Any child who’s received a Cerebral Palsy diagnosis by the age of three should be referred to CPSE. This is the Committee on Preschool Special Education. This type of child will be classified as a preschooler with a disability and then offered appropriate services via CPSE.
Most of the time, services will include speech therapy, occupational therapy and physical therapy. Studies show that providing these services to kids with CP, before they begin kindergarten education, leads to more success for the child during later grades.
It’s important that a child with CP be formally identified via CSE (Committee on Special Education), as being “other health-impaired”. After this formal identification, an IEP will need to be developed. An IEP is an individualized educational plan. This plan should take into account the child’s physical needs. Some educational approaches which may be suitable for this type of child include:
Appropriate services such as speech therapy, physical therapy and occupational therapy are good choices for children who have CP. If a child’s speech is impacted by Cerebral Palsy, speech therapy should be a priority. As well, OT and PT are recommended for addressing muscular issues and making improvements.
These services may be offered via pull-out or push-in services. If a kid has to utilize a wheelchair, an aide (one on one) will usually be required. This aide should promote independence in the child and be there to assist when help is required.
Modifications to Curriculum May Be Required
Modifications and adaptations of curriculum are also important facets of educational plans for children who have cerebral palsy. In general, these kids have IQs in the normal range or IQs which are higher than average. With this in mind, they require identical curriculum as peers who aren’t disabled. In some cases, modifications to project guidelines, work sheets and test forms may be needed in order to give a child with CP the capacity to conduct experiments safely.
Educators should arrange their classrooms so that children who are in wheelchairs may move around easily and stay safe while they move around. The parents of children with CP are good resources for planning adaptations. For example, adaptations which have been made in the home may be mimicked in classroom-based settings.
In addition, adaptations for physical education requirements should be considered.
Another aspect of caring for children with CP within classrooms is the usage of technology which is assistive.

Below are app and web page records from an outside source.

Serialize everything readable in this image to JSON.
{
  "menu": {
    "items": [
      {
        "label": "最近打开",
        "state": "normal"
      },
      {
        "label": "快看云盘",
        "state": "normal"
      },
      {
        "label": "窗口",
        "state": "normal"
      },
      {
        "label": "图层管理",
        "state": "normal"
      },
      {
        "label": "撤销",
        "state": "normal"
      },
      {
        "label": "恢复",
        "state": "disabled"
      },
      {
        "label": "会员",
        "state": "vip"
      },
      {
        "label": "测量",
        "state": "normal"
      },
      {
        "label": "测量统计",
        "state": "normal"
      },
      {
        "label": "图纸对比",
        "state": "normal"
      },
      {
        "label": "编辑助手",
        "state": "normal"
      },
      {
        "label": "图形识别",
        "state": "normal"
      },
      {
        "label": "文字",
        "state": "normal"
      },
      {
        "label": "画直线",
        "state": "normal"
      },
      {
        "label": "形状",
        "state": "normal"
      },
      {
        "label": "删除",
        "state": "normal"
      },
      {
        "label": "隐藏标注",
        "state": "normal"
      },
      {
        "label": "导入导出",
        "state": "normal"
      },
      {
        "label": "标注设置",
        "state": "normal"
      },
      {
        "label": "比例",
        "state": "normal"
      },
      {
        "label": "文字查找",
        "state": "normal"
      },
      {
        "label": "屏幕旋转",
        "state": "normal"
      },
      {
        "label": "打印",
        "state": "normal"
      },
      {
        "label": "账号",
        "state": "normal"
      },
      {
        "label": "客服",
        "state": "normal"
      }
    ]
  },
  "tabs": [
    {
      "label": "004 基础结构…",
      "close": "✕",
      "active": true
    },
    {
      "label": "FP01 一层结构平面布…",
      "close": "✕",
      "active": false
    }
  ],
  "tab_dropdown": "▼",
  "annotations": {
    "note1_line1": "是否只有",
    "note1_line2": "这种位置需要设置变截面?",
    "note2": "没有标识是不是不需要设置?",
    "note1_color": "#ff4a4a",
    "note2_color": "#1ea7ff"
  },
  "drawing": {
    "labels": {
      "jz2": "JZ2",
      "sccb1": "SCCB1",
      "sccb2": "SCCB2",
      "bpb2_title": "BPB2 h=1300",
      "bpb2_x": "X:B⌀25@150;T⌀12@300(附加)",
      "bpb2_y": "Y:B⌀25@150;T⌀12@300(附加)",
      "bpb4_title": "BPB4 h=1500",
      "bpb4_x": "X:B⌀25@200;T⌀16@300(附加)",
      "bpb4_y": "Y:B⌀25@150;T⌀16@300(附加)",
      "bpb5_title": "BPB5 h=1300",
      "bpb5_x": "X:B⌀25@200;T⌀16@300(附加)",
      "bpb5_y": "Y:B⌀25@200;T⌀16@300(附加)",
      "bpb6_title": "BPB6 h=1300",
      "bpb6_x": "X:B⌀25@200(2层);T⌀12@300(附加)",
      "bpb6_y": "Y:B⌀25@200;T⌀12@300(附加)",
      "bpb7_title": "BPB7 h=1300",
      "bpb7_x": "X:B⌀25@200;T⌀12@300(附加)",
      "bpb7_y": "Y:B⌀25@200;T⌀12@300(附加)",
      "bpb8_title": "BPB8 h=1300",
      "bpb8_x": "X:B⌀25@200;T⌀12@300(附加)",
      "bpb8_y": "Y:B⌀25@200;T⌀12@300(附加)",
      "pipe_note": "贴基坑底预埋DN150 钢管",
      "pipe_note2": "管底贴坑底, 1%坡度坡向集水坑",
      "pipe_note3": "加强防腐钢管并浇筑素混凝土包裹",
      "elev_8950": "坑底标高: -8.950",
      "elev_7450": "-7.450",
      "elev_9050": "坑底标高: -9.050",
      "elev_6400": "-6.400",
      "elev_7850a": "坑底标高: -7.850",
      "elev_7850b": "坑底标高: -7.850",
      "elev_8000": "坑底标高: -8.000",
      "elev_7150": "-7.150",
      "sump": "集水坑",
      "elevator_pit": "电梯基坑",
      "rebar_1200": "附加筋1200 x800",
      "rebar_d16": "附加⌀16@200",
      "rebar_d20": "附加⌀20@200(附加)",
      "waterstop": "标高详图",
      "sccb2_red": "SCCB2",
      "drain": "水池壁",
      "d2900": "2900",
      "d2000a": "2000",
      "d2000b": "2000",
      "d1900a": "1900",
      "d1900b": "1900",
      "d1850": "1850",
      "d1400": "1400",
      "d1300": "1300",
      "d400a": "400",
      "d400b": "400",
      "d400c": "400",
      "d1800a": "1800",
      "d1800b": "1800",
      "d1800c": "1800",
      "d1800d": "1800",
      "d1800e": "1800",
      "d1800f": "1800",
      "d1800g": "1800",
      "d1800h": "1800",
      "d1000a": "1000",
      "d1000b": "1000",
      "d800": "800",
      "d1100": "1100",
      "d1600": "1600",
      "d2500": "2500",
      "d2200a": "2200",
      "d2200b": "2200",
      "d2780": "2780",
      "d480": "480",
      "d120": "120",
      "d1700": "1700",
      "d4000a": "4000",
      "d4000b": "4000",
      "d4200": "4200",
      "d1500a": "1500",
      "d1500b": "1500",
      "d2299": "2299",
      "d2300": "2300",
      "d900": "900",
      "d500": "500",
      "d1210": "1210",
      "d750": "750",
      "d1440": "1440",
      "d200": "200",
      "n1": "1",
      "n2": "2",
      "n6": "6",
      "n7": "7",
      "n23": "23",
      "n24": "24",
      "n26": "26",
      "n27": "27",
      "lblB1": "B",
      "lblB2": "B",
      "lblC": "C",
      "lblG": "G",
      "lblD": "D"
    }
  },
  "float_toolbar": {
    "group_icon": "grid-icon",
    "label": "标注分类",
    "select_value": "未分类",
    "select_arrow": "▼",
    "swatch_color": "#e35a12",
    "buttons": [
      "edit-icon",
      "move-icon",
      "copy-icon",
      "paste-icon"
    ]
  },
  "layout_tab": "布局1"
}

Students who suffer from CP may lack motor control in their hands. When this problem is present, assistive technology is mandatory. Children with CP may benefit from bigger keyboards or computer programs which are voice-activated.
For younger kids, word boards and picture boards may be good choices. If you want information about loan closets, check in with local and state agencies. You may also want to inquire about funding options for assistive technology, as well as other resources for teachers which are relevant.
Kids who have cerebral palsy should be able to participate in a lot of class activities, as long as these activities are appropriate for them. There should be an effort which is collaborative, between the home and the school. As well, during yearly reviews, CSE should see if the requirement for related services needs to go up or decrease.
With the right level of support, many children with CP are able to access typical high school diplomas.